Teenagers who feel suicidal because they have failed their A-Level or GCSE exams will be targeted in a new campaign to be launched by the Samaritans this week, writes Fran Abrams.

The charity is planning to place advertisements in newspapers and on radio stations popular with the age group to coincide with the release of A-level results next week and of GCSE results the week after.

The move has been prompted by a steady rise in teenage suicides in the past 10 years. In 1992, 591 young people aged between 15 and 24 took their own lives - an increase of one-third on the figure for 1982.

Every year, one or two suicides are attributed to exam failure.

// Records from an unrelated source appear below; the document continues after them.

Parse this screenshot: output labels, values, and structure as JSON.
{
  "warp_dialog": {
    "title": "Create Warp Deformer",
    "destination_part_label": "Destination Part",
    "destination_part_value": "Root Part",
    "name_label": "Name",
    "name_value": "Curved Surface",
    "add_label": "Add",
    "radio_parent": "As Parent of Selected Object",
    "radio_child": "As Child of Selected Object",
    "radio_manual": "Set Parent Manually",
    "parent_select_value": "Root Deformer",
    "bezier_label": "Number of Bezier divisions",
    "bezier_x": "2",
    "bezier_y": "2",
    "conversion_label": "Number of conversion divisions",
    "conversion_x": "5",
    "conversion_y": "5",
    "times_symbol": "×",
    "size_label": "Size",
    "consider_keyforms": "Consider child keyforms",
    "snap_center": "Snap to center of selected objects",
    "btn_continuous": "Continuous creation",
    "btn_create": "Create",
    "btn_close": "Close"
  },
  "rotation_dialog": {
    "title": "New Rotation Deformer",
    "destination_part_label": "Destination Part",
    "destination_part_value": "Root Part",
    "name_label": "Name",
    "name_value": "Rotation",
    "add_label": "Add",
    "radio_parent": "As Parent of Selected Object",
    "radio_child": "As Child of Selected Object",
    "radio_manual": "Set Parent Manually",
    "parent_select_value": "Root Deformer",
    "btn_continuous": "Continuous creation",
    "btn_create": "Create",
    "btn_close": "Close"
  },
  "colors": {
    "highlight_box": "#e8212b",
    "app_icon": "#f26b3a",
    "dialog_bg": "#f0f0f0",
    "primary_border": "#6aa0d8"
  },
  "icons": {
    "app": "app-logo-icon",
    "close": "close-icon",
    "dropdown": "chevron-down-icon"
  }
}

Last year Charlotte Thompson, of Northrepps, north Norfolk, killed herself after hearing that, instead of the three Cs she needed at A-Level to take a course in physiotherapy, she had gained a B, a C and two Ds. Her inquest heard that the college she wanted to go to would probably have let her in anyway.

Radio adverts, which will be played on commercial pop music stations, will feature a suicide note written by a 12- year-old boy who had failed an English test. It reads: "Dear Dad, don't feel sorry or sad. I lied and lied. I got an F in English. I carry on in school up in heaven, much love. PS: I will always protect you and mum. I wonder if they have a football team up there. Happy Easter."

After writing the note, the boy drew a picture of a rabbit on it and then shot himself with his father's gun.

Simon Armson, chief executive of the Samaritans, said: "We want all young people to know that the Samaritans is always there for them.

"There may be certain times, such as when exam results arrive, when there are overwhelming pressures. It is vital to talk to someone."